Milk-derived exosomes for oral delivery of paclitaxel

Ashish K. Agrawal, Farrukh Aqil, Jeyaprakash Jeyabalan, Wendy A. Spencer, Joshua Beck, Beth W. Gachuki, Sara S. Alhakeem, Karine Oben, Radha Munagala, Subbarao Bondada, Ramesh C. Gupta

Research output: Contribution to journalArticlepeer-review

389 Scopus citations


In this report milk-derived exosomes have been investigated for oral delivery of the chemotherapeutic drug paclitaxel (PAC) as an alternative to conventional i.v. therapy for improved efficacy and reduced toxicity. PAC-loaded exosomes (ExoPAC) were found to have a particle size of ~108 nm, a narrow particle size distribution (PDI ~0.190), zeta potential (~ −7 mV) and a practical loading efficiency of ~8%. Exosomes and ExoPAC exhibited excellent stability in the presence of simulated-gastrointestinal fluids, and during the storage at −80 °C. A sustained release of PAC was also observed up to 48 h in vitro using PBS (pH 6.8). Importantly, ExoPAC delivered orally showed significant tumor growth inhibition (60%; P < 0.001) against human lung tumor xenografts in nude mice. Treatment with i.p. PAC at the same dose as ExoPAC, however, showed modest but statistically insignificant inhibition (31%). Moreover, ExoPAC demonstrated remarkably lower systemic and immunologic toxicities as compared to i.v. PAC.

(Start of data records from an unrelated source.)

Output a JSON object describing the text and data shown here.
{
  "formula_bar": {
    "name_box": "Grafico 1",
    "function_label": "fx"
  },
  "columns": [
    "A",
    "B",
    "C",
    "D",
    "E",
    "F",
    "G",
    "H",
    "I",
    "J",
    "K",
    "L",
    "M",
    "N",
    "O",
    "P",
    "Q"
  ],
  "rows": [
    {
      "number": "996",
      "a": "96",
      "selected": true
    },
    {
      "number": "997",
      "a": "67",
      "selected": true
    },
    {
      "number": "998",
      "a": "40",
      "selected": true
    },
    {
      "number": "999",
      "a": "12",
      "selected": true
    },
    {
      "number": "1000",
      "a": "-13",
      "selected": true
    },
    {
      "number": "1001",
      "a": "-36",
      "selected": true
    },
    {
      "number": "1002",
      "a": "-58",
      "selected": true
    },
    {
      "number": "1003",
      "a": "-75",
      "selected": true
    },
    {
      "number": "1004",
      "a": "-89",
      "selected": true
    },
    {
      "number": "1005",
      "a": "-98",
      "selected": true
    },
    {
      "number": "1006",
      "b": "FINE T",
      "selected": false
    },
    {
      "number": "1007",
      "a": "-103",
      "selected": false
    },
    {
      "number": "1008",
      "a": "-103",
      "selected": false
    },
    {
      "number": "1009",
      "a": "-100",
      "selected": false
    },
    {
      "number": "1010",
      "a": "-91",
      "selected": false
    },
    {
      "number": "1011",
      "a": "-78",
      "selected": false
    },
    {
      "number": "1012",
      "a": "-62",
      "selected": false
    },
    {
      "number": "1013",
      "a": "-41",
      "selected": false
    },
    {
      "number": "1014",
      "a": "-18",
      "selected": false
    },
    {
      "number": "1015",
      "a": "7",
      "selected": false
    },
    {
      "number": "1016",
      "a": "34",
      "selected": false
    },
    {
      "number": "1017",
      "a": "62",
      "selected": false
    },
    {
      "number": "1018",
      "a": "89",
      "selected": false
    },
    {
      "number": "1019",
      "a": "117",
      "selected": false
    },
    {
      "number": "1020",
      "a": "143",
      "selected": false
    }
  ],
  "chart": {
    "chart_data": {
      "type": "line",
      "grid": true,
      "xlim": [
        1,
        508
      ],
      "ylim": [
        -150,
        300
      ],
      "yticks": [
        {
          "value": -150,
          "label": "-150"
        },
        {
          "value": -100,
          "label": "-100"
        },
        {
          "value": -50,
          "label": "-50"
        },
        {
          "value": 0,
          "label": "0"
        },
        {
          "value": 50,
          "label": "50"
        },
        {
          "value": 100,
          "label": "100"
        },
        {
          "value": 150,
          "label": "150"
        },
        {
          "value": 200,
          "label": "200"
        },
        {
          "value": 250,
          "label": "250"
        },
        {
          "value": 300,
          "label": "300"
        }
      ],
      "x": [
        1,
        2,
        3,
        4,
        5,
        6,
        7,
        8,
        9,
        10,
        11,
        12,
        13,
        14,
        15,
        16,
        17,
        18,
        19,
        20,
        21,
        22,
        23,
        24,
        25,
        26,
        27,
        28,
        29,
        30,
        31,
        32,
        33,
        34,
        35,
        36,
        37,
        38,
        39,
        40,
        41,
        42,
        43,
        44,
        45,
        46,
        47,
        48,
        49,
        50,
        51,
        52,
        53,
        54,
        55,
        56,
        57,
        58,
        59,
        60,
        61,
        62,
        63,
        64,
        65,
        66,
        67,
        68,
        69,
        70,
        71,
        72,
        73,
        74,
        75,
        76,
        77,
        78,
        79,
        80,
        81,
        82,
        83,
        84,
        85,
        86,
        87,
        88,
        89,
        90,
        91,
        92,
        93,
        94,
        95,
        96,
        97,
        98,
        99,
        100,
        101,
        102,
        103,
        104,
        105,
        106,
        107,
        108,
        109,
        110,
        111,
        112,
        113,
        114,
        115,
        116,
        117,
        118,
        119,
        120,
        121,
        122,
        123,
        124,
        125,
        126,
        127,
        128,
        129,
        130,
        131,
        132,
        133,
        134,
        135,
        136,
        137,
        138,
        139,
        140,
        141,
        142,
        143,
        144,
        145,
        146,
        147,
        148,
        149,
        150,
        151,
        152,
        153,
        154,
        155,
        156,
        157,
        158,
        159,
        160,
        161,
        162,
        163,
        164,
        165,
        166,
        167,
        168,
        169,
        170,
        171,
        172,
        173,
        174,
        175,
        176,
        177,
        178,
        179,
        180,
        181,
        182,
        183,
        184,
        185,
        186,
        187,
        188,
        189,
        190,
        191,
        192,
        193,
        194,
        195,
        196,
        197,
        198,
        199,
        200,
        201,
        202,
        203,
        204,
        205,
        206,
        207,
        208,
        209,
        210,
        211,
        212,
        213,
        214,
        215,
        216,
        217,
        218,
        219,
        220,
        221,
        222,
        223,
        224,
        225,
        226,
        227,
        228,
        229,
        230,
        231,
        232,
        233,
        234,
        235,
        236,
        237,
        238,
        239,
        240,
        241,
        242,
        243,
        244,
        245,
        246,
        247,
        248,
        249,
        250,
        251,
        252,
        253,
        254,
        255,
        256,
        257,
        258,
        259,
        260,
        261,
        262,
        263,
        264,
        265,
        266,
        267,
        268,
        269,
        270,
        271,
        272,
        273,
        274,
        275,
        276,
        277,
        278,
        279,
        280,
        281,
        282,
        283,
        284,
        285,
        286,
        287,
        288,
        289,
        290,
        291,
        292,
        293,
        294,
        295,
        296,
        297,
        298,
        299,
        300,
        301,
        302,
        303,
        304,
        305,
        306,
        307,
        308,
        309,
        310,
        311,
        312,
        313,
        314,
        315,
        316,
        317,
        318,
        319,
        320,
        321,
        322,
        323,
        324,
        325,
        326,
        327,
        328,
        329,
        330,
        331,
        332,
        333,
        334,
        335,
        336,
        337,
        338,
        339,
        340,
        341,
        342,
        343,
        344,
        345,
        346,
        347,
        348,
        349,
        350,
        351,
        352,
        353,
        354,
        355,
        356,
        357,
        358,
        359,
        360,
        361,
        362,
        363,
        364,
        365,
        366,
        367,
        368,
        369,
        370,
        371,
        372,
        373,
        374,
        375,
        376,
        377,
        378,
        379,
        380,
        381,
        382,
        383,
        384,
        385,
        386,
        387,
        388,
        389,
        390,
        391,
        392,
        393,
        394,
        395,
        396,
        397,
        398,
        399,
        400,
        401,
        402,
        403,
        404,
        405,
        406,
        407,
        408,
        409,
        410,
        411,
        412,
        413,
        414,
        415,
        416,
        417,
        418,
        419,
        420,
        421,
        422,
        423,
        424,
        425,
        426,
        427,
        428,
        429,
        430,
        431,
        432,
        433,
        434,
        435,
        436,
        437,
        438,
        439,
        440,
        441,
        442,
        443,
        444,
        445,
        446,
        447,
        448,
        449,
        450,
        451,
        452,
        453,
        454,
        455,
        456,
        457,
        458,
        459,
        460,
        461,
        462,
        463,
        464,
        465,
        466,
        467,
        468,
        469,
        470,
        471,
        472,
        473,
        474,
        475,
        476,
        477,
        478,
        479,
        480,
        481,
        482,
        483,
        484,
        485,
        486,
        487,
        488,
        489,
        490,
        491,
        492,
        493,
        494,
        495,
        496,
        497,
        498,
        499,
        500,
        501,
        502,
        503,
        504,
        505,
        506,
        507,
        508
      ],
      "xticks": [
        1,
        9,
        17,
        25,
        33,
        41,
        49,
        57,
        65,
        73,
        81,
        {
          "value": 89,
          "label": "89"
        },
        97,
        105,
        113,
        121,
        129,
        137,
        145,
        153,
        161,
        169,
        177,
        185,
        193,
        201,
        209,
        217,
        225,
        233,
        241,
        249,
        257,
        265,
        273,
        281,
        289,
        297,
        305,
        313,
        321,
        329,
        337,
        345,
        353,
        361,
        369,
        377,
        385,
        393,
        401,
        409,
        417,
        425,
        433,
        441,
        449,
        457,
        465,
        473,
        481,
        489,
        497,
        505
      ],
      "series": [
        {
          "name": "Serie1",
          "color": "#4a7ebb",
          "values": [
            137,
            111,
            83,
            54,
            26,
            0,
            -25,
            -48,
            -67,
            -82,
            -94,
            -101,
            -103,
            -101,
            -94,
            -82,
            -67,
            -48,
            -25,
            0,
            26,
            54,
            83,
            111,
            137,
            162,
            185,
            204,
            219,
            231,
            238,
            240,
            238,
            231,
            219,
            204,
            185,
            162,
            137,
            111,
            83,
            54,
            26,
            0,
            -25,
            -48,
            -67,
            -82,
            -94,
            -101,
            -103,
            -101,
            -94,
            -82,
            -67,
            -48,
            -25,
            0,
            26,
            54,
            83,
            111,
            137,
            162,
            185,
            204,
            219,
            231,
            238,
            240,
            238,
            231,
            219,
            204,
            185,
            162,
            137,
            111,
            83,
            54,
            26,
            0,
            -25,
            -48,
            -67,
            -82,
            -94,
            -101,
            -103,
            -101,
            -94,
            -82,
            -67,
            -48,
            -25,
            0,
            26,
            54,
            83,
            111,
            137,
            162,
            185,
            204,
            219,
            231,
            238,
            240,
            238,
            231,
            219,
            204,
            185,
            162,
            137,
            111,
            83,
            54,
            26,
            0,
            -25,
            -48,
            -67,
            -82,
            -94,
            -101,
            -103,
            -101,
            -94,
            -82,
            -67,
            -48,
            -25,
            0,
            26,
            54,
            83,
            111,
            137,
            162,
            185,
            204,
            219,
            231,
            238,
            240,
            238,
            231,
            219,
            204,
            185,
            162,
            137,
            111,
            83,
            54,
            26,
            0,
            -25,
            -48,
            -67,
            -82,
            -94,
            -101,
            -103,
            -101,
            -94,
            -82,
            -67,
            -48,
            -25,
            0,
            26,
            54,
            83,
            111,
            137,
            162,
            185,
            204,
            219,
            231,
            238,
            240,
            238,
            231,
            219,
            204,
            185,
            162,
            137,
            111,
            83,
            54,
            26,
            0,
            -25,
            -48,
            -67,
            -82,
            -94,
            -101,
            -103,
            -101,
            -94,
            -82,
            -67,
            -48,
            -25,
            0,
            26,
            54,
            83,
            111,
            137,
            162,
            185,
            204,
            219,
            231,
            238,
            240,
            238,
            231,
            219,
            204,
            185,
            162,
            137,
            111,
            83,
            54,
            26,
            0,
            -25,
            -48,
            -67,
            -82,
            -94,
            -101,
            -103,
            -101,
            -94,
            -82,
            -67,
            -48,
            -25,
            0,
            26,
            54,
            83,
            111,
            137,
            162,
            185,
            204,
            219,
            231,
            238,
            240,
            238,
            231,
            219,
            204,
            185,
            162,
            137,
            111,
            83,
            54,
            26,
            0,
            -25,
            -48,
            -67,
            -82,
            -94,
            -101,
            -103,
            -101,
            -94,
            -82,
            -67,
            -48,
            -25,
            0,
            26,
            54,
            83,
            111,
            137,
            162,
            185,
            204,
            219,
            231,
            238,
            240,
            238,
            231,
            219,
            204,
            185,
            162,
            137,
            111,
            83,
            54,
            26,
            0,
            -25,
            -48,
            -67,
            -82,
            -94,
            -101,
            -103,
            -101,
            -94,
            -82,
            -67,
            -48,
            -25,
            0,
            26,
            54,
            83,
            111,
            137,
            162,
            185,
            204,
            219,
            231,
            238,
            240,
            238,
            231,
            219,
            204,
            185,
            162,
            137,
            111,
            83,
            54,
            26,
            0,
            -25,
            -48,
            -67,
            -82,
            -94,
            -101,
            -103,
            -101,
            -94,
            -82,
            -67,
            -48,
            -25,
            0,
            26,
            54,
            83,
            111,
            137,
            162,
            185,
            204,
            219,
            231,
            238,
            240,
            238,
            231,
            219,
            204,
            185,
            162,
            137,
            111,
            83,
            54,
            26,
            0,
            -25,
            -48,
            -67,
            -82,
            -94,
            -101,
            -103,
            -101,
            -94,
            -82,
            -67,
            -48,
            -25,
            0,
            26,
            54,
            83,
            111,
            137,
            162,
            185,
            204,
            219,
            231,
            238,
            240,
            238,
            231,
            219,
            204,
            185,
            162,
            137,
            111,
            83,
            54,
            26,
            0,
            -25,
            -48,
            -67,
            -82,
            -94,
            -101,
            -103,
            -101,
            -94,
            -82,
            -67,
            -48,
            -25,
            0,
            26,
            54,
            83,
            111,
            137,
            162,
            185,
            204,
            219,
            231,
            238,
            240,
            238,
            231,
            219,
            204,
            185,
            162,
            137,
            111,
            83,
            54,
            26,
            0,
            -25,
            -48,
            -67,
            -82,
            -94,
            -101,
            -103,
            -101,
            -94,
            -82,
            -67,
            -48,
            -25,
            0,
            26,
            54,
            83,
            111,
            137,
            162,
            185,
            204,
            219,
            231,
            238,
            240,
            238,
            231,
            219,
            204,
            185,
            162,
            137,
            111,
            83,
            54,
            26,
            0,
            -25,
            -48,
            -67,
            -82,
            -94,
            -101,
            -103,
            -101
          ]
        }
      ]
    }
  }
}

Original languageEnglish
Pages (from-to)1627-1636
Number of pages10
JournalNanomedicine: Nanotechnology, Biology, and Medicine
Issue number5
StatePublished - Jul 2017

Bibliographical note

Publisher Copyright:
© 2017


  • Antitumor efficacy
  • Exosomes
  • Immunological responses
  • Lung cancer
  • Systemic toxicity
  • Taxol

ASJC Scopus subject areas

  • Bioengineering
  • Medicine (miscellaneous)
  • Molecular Medicine
  • Biomedical Engineering
  • General Materials Science
  • Pharmaceutical Science


Dive into the research topics of 'Milk-derived exosomes for oral delivery of paclitaxel'. Together they form a unique fingerprint.

Cite this